China apparently retaliated for Meng’s Dec. 1 arrest by detaining two Canadian nationals living in China, Michael Kovrig and Michael Spavor.

During Wednesday’s appearance, Meng’s lawyers argued the case’s political implications make it extremely complex, citing President Donald Trump’s comments about using charges against the Huawei CFO as a means to secure a trade deal with China.

Huawei has been at the centre of trade and political disagreements between the United States and China for some time now.

Canada has faced pressure from its own intelligence agency as well as the United States to drop the company from working on its 5G network, citing the espionage risk associated with a company that has suspected ties with the Chinese government.

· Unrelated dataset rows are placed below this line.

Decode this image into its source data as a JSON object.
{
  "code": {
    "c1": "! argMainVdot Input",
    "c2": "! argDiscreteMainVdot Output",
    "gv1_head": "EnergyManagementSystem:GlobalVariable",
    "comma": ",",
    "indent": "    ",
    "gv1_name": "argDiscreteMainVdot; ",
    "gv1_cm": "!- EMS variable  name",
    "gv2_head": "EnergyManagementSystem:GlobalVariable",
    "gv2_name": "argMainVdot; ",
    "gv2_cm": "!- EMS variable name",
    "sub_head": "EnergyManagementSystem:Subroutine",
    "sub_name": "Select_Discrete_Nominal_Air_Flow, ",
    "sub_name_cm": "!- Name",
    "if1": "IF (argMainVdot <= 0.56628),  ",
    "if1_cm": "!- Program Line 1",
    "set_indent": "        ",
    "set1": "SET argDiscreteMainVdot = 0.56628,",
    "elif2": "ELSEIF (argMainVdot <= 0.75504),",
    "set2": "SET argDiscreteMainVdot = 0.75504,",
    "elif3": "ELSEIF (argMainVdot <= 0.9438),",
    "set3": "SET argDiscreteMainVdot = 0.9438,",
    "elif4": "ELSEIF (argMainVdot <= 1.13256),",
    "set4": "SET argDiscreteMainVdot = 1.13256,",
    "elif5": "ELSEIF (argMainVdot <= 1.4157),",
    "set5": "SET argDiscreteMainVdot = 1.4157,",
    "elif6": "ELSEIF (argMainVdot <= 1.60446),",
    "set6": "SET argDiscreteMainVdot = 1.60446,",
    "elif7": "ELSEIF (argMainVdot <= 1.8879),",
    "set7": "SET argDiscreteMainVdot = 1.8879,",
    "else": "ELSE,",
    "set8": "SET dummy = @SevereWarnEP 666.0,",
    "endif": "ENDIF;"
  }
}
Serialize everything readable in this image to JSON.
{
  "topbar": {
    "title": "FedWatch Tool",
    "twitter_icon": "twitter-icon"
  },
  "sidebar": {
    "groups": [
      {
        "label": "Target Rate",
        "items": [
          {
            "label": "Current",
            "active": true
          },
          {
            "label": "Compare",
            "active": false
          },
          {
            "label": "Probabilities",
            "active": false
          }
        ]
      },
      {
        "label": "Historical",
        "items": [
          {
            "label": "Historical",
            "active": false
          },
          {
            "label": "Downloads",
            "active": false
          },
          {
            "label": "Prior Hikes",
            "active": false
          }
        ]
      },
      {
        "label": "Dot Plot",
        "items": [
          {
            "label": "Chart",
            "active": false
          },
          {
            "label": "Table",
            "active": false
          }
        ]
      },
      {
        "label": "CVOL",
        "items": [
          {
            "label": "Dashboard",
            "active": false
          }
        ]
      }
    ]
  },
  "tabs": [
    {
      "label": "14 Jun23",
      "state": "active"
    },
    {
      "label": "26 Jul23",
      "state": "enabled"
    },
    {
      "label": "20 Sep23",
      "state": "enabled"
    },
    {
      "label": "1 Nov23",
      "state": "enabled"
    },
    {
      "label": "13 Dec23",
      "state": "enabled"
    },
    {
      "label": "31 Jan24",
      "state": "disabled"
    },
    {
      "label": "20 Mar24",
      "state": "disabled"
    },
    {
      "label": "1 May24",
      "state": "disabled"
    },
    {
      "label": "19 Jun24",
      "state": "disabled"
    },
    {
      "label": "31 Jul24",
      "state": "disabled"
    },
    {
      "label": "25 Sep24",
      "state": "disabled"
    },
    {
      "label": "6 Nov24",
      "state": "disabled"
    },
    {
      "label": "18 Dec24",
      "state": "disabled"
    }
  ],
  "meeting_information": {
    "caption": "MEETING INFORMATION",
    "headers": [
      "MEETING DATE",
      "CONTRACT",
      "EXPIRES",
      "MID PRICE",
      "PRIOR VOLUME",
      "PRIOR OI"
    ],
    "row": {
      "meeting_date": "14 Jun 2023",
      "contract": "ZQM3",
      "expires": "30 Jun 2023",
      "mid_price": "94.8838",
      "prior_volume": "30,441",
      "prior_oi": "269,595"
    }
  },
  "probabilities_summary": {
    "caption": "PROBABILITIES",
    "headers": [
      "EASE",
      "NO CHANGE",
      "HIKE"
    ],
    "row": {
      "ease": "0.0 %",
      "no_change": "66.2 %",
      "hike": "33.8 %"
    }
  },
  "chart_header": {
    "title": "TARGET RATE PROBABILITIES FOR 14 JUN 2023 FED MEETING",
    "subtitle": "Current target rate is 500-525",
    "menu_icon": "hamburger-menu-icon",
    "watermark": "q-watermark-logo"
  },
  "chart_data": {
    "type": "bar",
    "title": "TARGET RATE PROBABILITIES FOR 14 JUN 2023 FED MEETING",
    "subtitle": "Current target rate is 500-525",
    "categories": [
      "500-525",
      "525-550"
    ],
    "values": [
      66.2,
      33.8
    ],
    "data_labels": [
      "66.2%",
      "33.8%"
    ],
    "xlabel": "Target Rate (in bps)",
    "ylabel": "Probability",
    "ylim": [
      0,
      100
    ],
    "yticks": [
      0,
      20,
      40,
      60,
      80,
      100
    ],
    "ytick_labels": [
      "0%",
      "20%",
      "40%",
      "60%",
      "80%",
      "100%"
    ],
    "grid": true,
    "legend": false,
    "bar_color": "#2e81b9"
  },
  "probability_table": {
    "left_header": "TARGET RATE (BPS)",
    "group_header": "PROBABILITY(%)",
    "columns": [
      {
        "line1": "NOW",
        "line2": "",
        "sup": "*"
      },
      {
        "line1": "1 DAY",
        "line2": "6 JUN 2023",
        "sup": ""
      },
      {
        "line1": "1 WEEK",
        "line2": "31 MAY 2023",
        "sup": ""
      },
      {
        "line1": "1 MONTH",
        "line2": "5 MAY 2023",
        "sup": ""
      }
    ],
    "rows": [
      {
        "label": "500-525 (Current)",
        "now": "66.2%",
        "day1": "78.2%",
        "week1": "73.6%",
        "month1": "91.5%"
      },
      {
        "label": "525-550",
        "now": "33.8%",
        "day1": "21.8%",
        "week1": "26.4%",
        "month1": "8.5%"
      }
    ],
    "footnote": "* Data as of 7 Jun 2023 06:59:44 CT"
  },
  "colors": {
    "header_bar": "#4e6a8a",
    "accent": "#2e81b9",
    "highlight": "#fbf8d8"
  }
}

Meng’s arrest has led to Canada becoming directly involved in an ongoing trade war between the two superpowers.

China has blocked Canadian agriculture imports on canola oil as Meng’s case makes progress through the courts.

“There are issues arising out of the treatment of Ms. Meng on her arrival at the Vancouver International Airport and her detention and subsequent arrest. It’s a complex case. I don’t say that lightly,” said one of Meng’s attorney’s, Richard Peck.

The Canadian government has claimed it is following the rule of law on the case and that simply complying with an extradition agreement with its neighbour, the United States.

Peck claims his defence team has made access to information requests to both the RCMP and the Canada Border Services Agency (CBSA) as it delays setting an extradition hearing date.

In retaliation for her detainment, Meng has filed a civil suit against the federal government, the RCMP superintendent and several CBSA agents for allegedly infringing on her Charter rights by not telling her the reason for her arrest.

We’re asking readers, like you, to make a contribution in support of True North’s fact-based, independent journalism.

Unlike the mainstream media, True North isn’t getting a government bailout. Instead, we depend on the generosity of Canadians like you.

How can a media outlet be trusted to remain neutral and fair if they’re beneficiaries of a government handout? We don’t think they can.

This is why independent media in Canada is more important than ever. If you’re able, please make a tax-deductible donation to True North today. Thank you so much.